====== Material for this exercise ======
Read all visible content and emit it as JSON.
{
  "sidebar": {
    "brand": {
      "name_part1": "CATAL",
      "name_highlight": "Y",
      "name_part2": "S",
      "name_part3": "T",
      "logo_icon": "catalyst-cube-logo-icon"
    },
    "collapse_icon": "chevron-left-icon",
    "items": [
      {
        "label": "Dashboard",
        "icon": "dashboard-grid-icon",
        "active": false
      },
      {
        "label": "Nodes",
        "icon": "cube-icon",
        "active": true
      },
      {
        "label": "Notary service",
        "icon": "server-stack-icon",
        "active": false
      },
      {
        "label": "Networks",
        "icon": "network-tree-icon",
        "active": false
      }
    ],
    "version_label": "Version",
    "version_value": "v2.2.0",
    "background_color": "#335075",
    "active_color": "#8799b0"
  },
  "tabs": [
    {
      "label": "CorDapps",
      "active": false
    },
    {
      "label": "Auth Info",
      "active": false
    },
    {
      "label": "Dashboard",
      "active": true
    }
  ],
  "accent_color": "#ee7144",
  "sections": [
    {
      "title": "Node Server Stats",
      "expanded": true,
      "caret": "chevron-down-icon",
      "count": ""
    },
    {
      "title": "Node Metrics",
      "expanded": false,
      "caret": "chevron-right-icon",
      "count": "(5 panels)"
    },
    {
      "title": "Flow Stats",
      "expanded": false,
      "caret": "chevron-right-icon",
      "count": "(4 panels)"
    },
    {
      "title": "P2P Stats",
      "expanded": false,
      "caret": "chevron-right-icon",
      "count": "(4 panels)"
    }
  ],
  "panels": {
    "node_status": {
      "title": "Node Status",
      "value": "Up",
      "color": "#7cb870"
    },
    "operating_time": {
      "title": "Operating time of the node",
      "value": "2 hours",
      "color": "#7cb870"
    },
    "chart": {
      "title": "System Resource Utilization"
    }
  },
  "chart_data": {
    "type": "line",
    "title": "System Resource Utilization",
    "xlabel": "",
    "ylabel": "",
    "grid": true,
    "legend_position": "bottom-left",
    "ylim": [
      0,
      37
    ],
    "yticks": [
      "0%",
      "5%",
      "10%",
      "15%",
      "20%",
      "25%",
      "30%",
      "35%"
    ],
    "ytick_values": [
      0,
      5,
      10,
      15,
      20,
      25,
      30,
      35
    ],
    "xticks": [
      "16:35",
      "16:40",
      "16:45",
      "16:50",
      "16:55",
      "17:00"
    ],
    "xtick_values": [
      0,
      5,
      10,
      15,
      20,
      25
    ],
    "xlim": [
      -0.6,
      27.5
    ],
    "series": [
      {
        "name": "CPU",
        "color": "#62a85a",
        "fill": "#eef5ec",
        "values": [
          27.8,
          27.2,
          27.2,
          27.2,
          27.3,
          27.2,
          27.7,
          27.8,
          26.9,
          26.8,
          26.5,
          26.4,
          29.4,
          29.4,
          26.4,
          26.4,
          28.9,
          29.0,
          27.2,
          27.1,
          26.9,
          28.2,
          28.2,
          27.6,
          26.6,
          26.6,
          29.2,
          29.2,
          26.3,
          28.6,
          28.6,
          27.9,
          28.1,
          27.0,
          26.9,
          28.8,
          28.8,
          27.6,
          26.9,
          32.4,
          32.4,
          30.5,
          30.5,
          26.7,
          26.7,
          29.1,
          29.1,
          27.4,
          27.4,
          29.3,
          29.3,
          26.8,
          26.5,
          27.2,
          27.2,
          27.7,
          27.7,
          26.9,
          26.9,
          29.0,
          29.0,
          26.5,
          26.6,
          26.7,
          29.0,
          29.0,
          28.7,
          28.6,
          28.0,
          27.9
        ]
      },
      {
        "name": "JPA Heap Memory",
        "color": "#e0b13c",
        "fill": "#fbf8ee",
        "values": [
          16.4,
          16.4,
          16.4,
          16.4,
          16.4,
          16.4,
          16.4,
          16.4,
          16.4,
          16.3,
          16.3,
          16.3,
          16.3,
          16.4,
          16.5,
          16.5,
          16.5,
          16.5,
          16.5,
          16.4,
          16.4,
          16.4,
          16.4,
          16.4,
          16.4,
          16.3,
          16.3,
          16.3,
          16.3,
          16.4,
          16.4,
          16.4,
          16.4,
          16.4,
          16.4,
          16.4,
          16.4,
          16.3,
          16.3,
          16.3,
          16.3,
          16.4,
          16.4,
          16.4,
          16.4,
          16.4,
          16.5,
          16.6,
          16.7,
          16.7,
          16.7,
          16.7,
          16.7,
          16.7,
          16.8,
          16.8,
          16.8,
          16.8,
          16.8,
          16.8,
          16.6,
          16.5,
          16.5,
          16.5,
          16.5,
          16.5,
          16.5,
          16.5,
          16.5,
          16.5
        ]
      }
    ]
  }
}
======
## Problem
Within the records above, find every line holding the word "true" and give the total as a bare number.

## Answer for the task
4